▶ _AIM OF THE TASK_
Below is a listing. Gather each line of it that contains "Excel".

── RECORDS SUPPLIED ──

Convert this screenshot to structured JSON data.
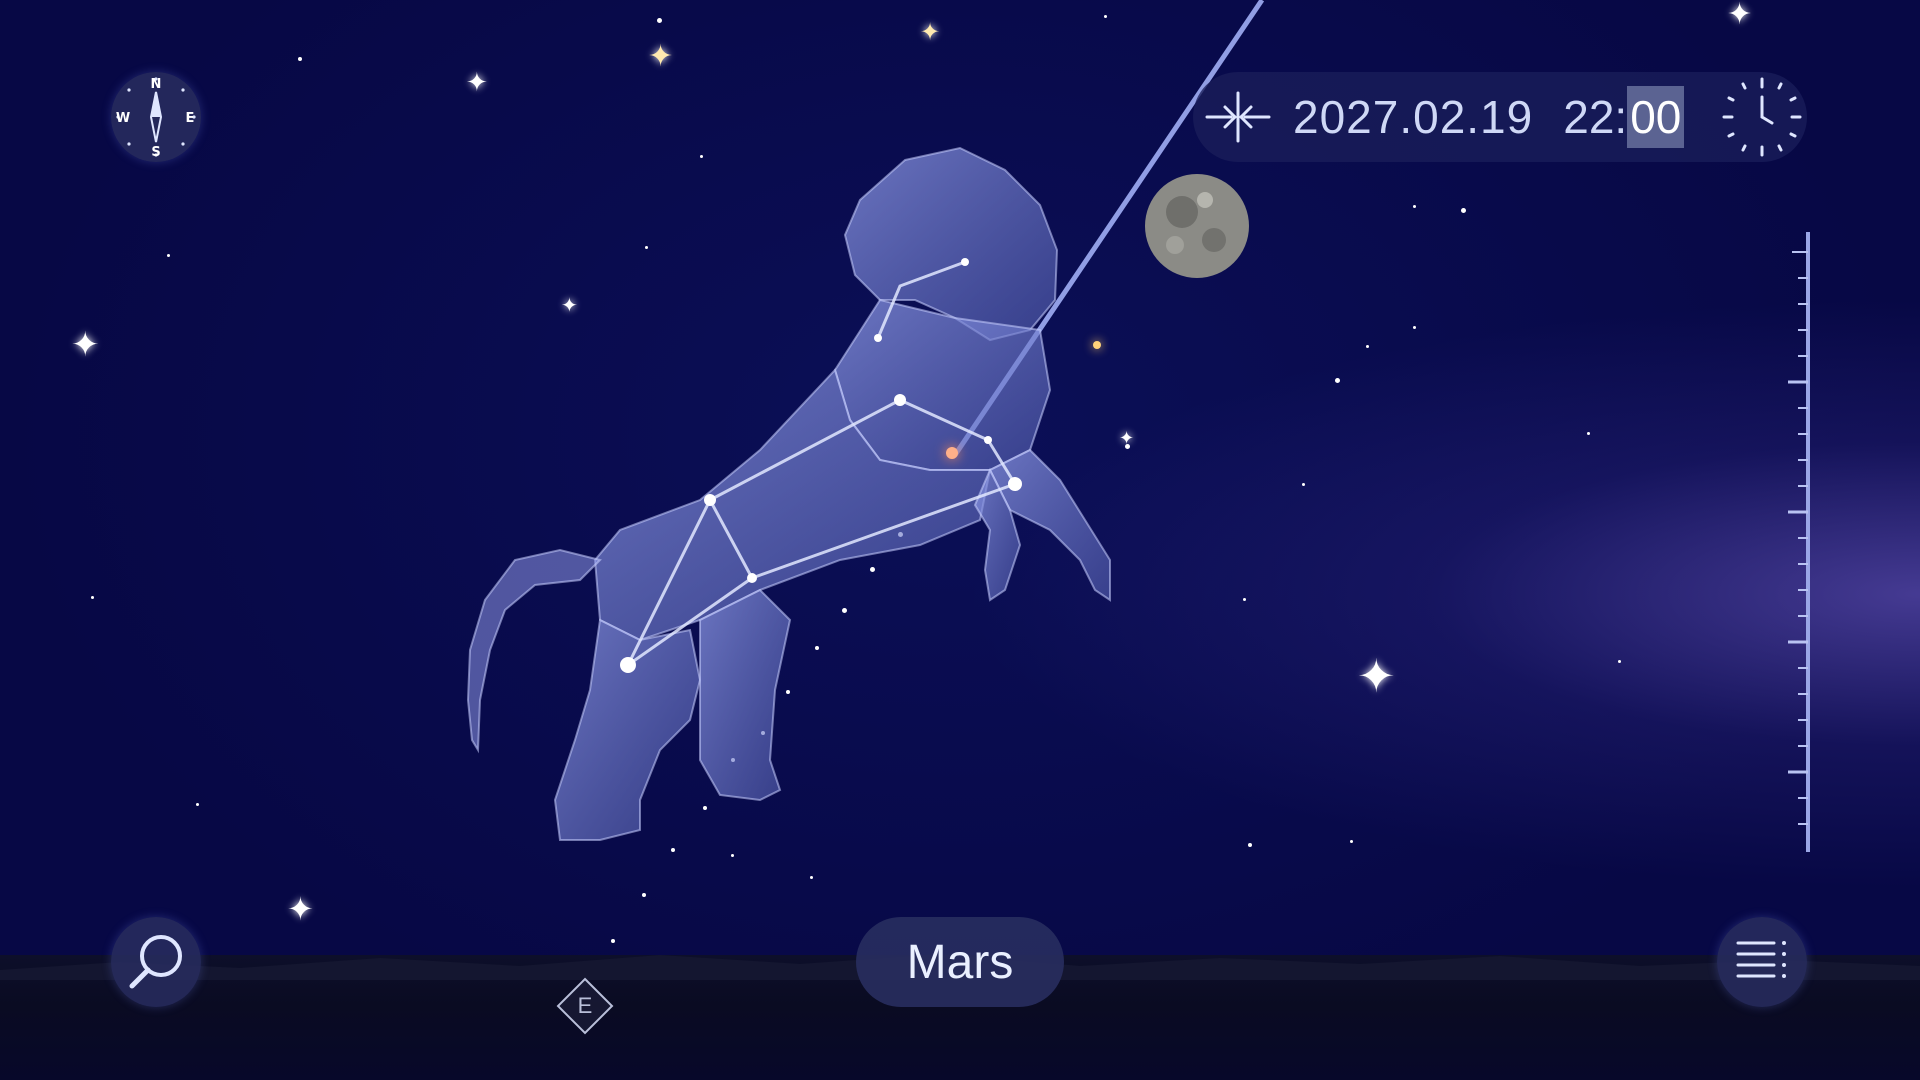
{
  "datetime": {
    "date": "2027.02.19",
    "hour": "22:",
    "minute": "00"
  },
  "selected_object": {
    "name": "Mars"
  },
  "compass": {
    "north": "N",
    "east": "E",
    "south": "S",
    "west": "W"
  },
  "horizon": {
    "direction_label": "E"
  },
  "constellation": {
    "figure": "lion"
  },
  "icons": {
    "compass": "compass-icon",
    "search": "search-icon",
    "menu": "menu-icon",
    "center": "center-view-icon",
    "clock": "clock-icon"
  },
  "colors": {
    "sky": "#06073f",
    "constellation_figure": "#8f9ce8",
    "pointer_beam": "#a9b8ff",
    "mars": "#ffb089",
    "button_bg": "#282d5f",
    "time_highlight": "#5b6392"
  }
}
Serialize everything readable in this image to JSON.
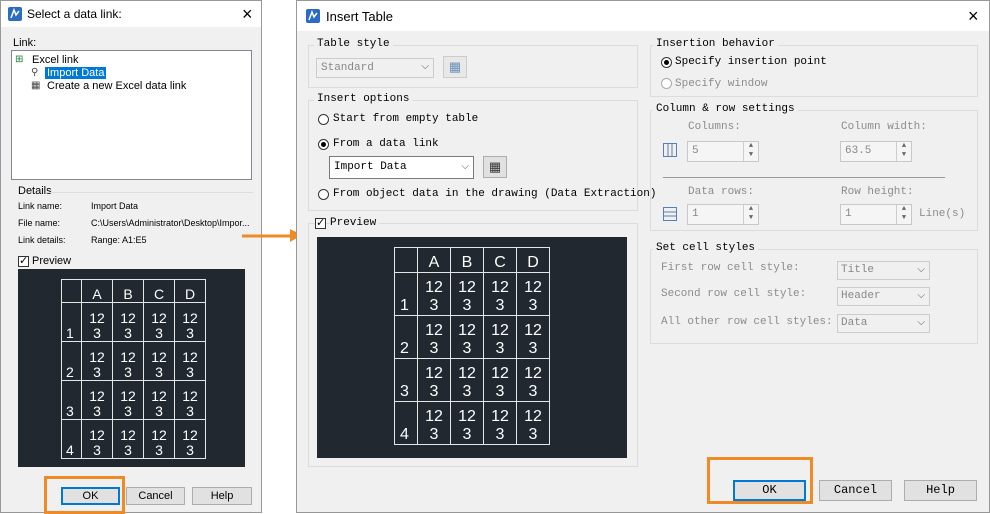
{
  "left_dialog": {
    "title": "Select a data link:",
    "link_label": "Link:",
    "tree": {
      "root": "Excel link",
      "child_selected": "Import Data",
      "child_new": "Create a new Excel data link"
    },
    "details_title": "Details",
    "details": [
      {
        "label": "Link name:",
        "value": "Import Data"
      },
      {
        "label": "File name:",
        "value": "C:\\Users\\Administrator\\Desktop\\Impor..."
      },
      {
        "label": "Link details:",
        "value": "Range: A1:E5"
      }
    ],
    "preview_label": "Preview",
    "preview_checked": true,
    "buttons": {
      "ok": "OK",
      "cancel": "Cancel",
      "help": "Help"
    }
  },
  "right_dialog": {
    "title": "Insert Table",
    "table_style": {
      "title": "Table style",
      "value": "Standard"
    },
    "insert_options": {
      "title": "Insert options",
      "start_empty": "Start from empty table",
      "from_data_link": "From a data link",
      "data_link_value": "Import Data",
      "from_object": "From object data in the drawing (Data Extraction)",
      "selected": "from_data_link"
    },
    "preview_label": "Preview",
    "preview_checked": true,
    "insertion_behavior": {
      "title": "Insertion behavior",
      "specify_point": "Specify insertion point",
      "specify_window": "Specify window",
      "selected": "specify_point"
    },
    "col_row": {
      "title": "Column & row settings",
      "columns_label": "Columns:",
      "columns_value": "5",
      "col_width_label": "Column width:",
      "col_width_value": "63.5",
      "data_rows_label": "Data rows:",
      "data_rows_value": "1",
      "row_height_label": "Row height:",
      "row_height_value": "1",
      "row_height_unit": "Line(s)"
    },
    "cell_styles": {
      "title": "Set cell styles",
      "first_label": "First row cell style:",
      "first_value": "Title",
      "second_label": "Second row cell style:",
      "second_value": "Header",
      "other_label": "All other row cell styles:",
      "other_value": "Data"
    },
    "buttons": {
      "ok": "OK",
      "cancel": "Cancel",
      "help": "Help"
    }
  },
  "preview_table": {
    "headers": [
      "A",
      "B",
      "C",
      "D"
    ],
    "rows": [
      {
        "n": "1",
        "cells": [
          "12\n3",
          "12\n3",
          "12\n3",
          "12\n3"
        ]
      },
      {
        "n": "2",
        "cells": [
          "12\n3",
          "12\n3",
          "12\n3",
          "12\n3"
        ]
      },
      {
        "n": "3",
        "cells": [
          "12\n3",
          "12\n3",
          "12\n3",
          "12\n3"
        ]
      },
      {
        "n": "4",
        "cells": [
          "12\n3",
          "12\n3",
          "12\n3",
          "12\n3"
        ]
      }
    ]
  },
  "colors": {
    "highlight": "#ef8a25",
    "preview_bg": "#212830",
    "selection": "#0078d7"
  }
}
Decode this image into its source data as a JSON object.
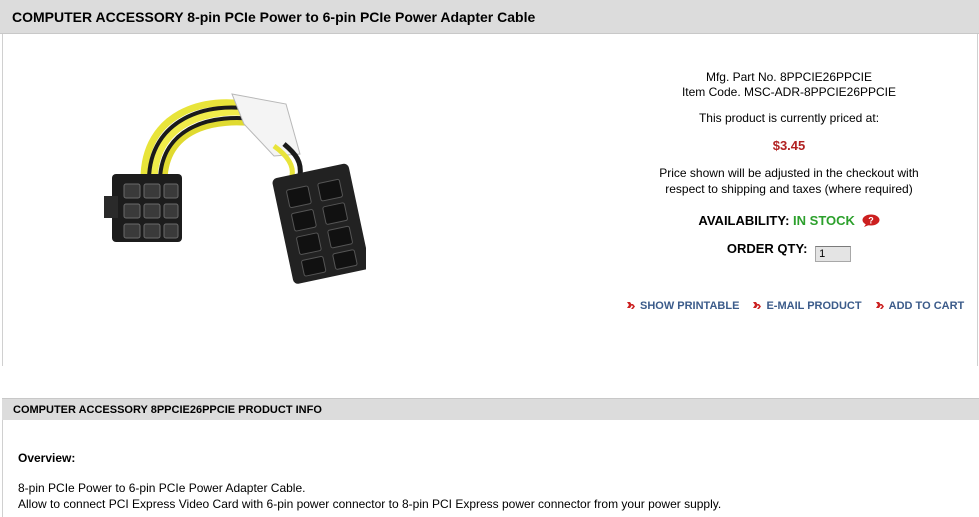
{
  "product": {
    "title": "COMPUTER ACCESSORY 8-pin PCIe Power to 6-pin PCIe Power Adapter Cable",
    "mfg_part": "Mfg. Part No. 8PPCIE26PPCIE",
    "item_code": "Item Code. MSC-ADR-8PPCIE26PPCIE",
    "price_intro": "This product is currently priced at:",
    "price": "$3.45",
    "price_note_line1": "Price shown will be adjusted in the checkout with",
    "price_note_line2": "respect to shipping and taxes (where required)",
    "availability_label": "AVAILABILITY:",
    "availability_value": "IN STOCK",
    "order_qty_label": "ORDER QTY:",
    "order_qty_value": "1",
    "image_icon": "pcie-adapter-cable-photo"
  },
  "actions": {
    "show_printable": "SHOW PRINTABLE",
    "email_product": "E-MAIL PRODUCT",
    "add_to_cart": "ADD TO CART",
    "bullet_icon": "red-diamond-arrow-icon"
  },
  "info": {
    "section_title": "COMPUTER ACCESSORY 8PPCIE26PPCIE PRODUCT INFO",
    "overview_title": "Overview:",
    "overview_line1": "8-pin PCIe Power to 6-pin PCIe Power Adapter Cable.",
    "overview_line2": "Allow to connect PCI Express Video Card with 6-pin power connector to 8-pin PCI Express power connector from your power supply."
  },
  "colors": {
    "header_bg": "#dcdcdc",
    "price": "#b22222",
    "in_stock": "#2ca02c",
    "action_link": "#3b5b8a",
    "bullet": "#cc2222"
  }
}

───

▶ _FINISHED TASK_
      "root": "Excel link",
      "child_new": "Create a new Excel data link"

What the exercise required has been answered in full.